*YOUR GOAL*
Retype the data exactly, skipping any picture in it.

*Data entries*

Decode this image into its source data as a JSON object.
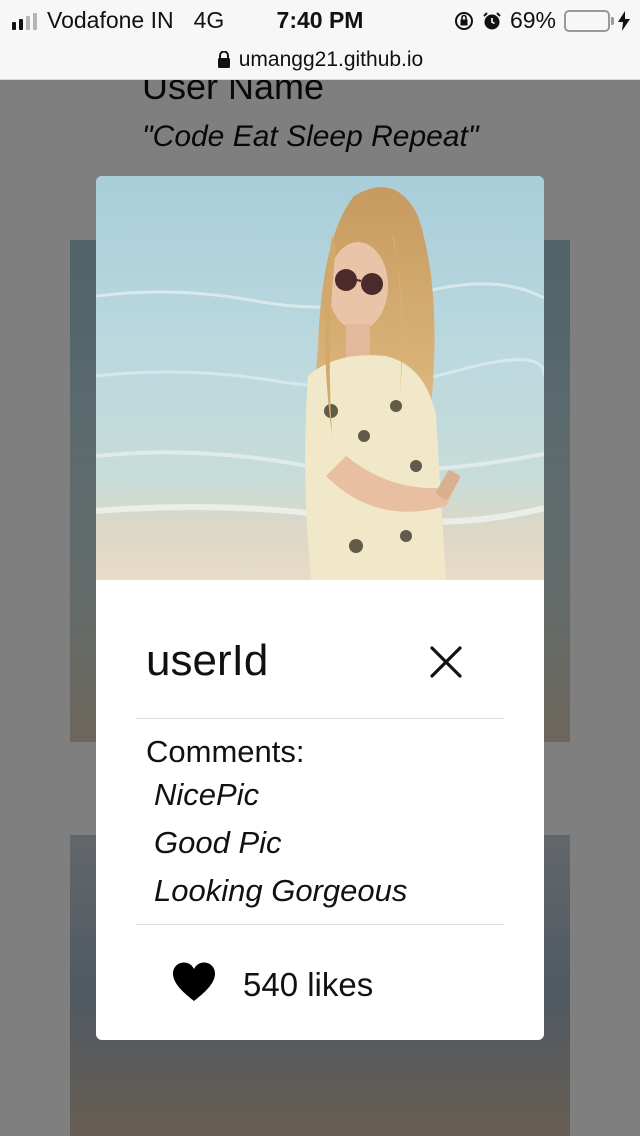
{
  "status_bar": {
    "carrier": "Vodafone IN",
    "network": "4G",
    "time": "7:40 PM",
    "battery": "69%",
    "battery_level": 0.69
  },
  "browser": {
    "url": "umangg21.github.io"
  },
  "profile": {
    "name": "User Name",
    "bio": "\"Code Eat Sleep Repeat\""
  },
  "modal": {
    "user_id": "userId",
    "comments_title": "Comments:",
    "comments": [
      "NicePic",
      "Good Pic",
      "Looking Gorgeous"
    ],
    "likes": "540 likes"
  },
  "icons": {
    "lock": "lock-icon",
    "close": "close-icon",
    "like": "heart-icon"
  },
  "colors": {
    "overlay": "#000000",
    "battery_fill": "#4cd964",
    "modal_bg": "#ffffff"
  }
}
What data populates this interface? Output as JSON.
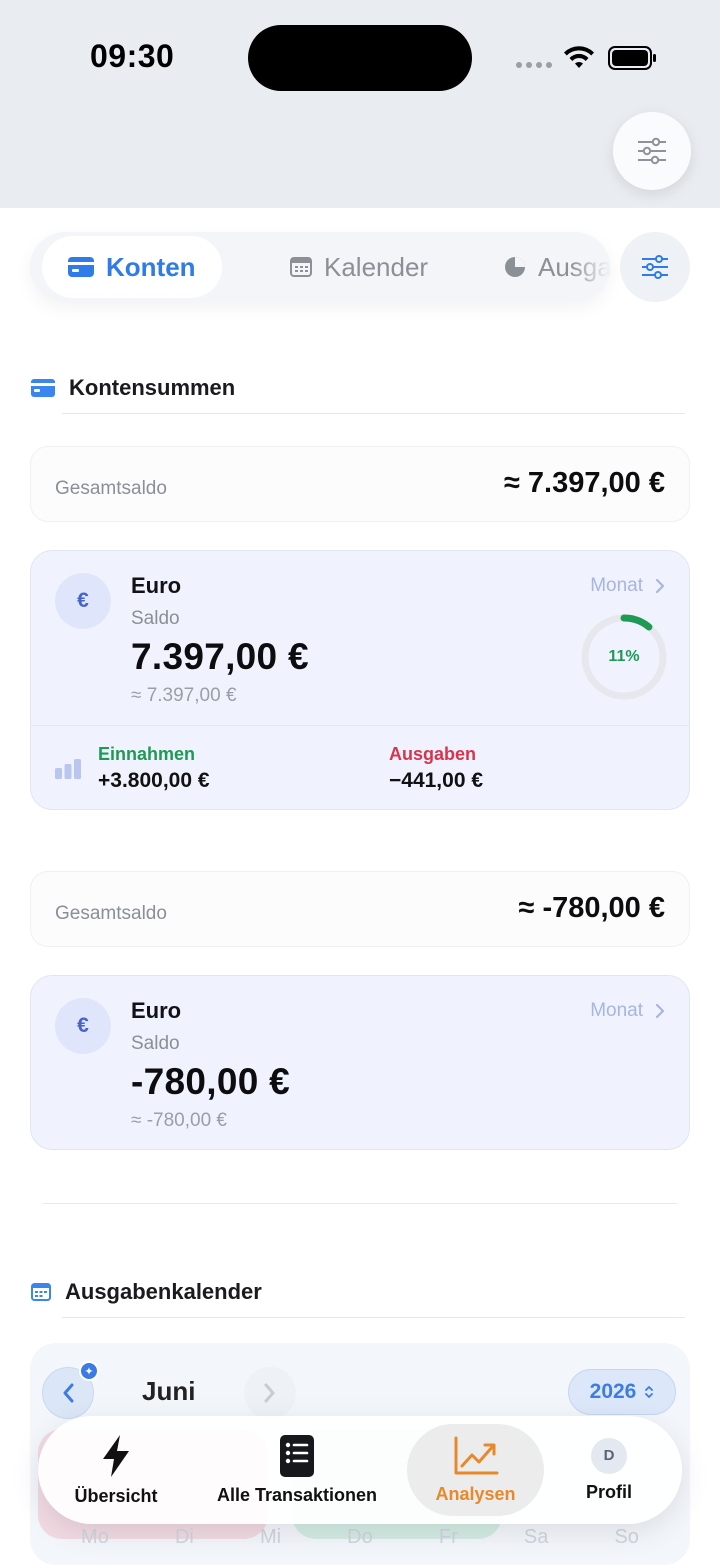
{
  "status_bar": {
    "time": "09:30"
  },
  "tabs": [
    {
      "label": "Konten",
      "icon": "card-icon",
      "active": true
    },
    {
      "label": "Kalender",
      "icon": "calendar-icon"
    },
    {
      "label": "Ausgaben",
      "icon": "pie-chart-icon"
    }
  ],
  "accounts_section": {
    "title": "Kontensummen",
    "groups": [
      {
        "total_label": "Gesamtsaldo",
        "total_value": "≈ 7.397,00 €",
        "account": {
          "symbol": "€",
          "name": "Euro",
          "subtitle": "Saldo",
          "balance": "7.397,00 €",
          "approx": "≈ 7.397,00 €",
          "period_link": "Monat",
          "progress_label": "11%",
          "progress_fraction": 0.11,
          "income_label": "Einnahmen",
          "income_value": "+3.800,00 €",
          "expense_label": "Ausgaben",
          "expense_value": "−441,00 €"
        }
      },
      {
        "total_label": "Gesamtsaldo",
        "total_value": "≈ -780,00 €",
        "account": {
          "symbol": "€",
          "name": "Euro",
          "subtitle": "Saldo",
          "balance": "-780,00 €",
          "approx": "≈ -780,00 €",
          "period_link": "Monat"
        }
      }
    ]
  },
  "calendar_section": {
    "title": "Ausgabenkalender",
    "month": "Juni",
    "year": "2026",
    "weekdays": [
      "Mo",
      "Di",
      "Mi",
      "Do",
      "Fr",
      "Sa",
      "So"
    ]
  },
  "bottom_nav": [
    {
      "label": "Übersicht",
      "icon": "lightning-icon"
    },
    {
      "label": "Alle Transaktionen",
      "icon": "list-icon"
    },
    {
      "label": "Analysen",
      "icon": "chart-trend-icon",
      "active": true
    },
    {
      "label": "Profil",
      "icon": "avatar",
      "initial": "D"
    }
  ],
  "colors": {
    "accent_blue": "#2f7be8",
    "income_green": "#1f9a55",
    "expense_red": "#d8344c",
    "active_orange": "#e7892b"
  }
}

*TASK OUTPUT*
Decode this image into its source data as a JSON object.
{
  "status_bar": {
    "carrier": "Vodafone IN",
    "network": "4G",
    "time": "7:40 PM",
    "battery": "69%",
    "battery_level": 0.69
  },
  "browser": {
    "url": "umangg21.github.io"
  },
  "profile": {
    "name": "User Name",
    "bio": "\"Code Eat Sleep Repeat\""
  },
  "modal": {
    "user_id": "userId",
    "comments_title": "Comments:",
    "comments": [
      "NicePic",
      "Good Pic",
      "Looking Gorgeous"
    ],
    "likes": "540 likes"
  },
  "icons": {
    "lock": "lock-icon",
    "close": "close-icon",
    "like": "heart-icon"
  },
  "colors": {
    "overlay": "#000000",
    "battery_fill": "#4cd964",
    "modal_bg": "#ffffff"
  }
}
What data populates this interface? Output as JSON.
{
  "status_bar": {
    "time": "09:30"
  },
  "tabs": [
    {
      "label": "Konten",
      "icon": "card-icon",
      "active": true
    },
    {
      "label": "Kalender",
      "icon": "calendar-icon"
    },
    {
      "label": "Ausgaben",
      "icon": "pie-chart-icon"
    }
  ],
  "accounts_section": {
    "title": "Kontensummen",
    "groups": [
      {
        "total_label": "Gesamtsaldo",
        "total_value": "≈ 7.397,00 €",
        "account": {
          "symbol": "€",
          "name": "Euro",
          "subtitle": "Saldo",
          "balance": "7.397,00 €",
          "approx": "≈ 7.397,00 €",
          "period_link": "Monat",
          "progress_label": "11%",
          "progress_fraction": 0.11,
          "income_label": "Einnahmen",
          "income_value": "+3.800,00 €",
          "expense_label": "Ausgaben",
          "expense_value": "−441,00 €"
        }
      },
      {
        "total_label": "Gesamtsaldo",
        "total_value": "≈ -780,00 €",
        "account": {
          "symbol": "€",
          "name": "Euro",
          "subtitle": "Saldo",
          "balance": "-780,00 €",
          "approx": "≈ -780,00 €",
          "period_link": "Monat"
        }
      }
    ]
  },
  "calendar_section": {
    "title": "Ausgabenkalender",
    "month": "Juni",
    "year": "2026",
    "weekdays": [
      "Mo",
      "Di",
      "Mi",
      "Do",
      "Fr",
      "Sa",
      "So"
    ]
  },
  "bottom_nav": [
    {
      "label": "Übersicht",
      "icon": "lightning-icon"
    },
    {
      "label": "Alle Transaktionen",
      "icon": "list-icon"
    },
    {
      "label": "Analysen",
      "icon": "chart-trend-icon",
      "active": true
    },
    {
      "label": "Profil",
      "icon": "avatar",
      "initial": "D"
    }
  ],
  "colors": {
    "accent_blue": "#2f7be8",
    "income_green": "#1f9a55",
    "expense_red": "#d8344c",
    "active_orange": "#e7892b"
  }
}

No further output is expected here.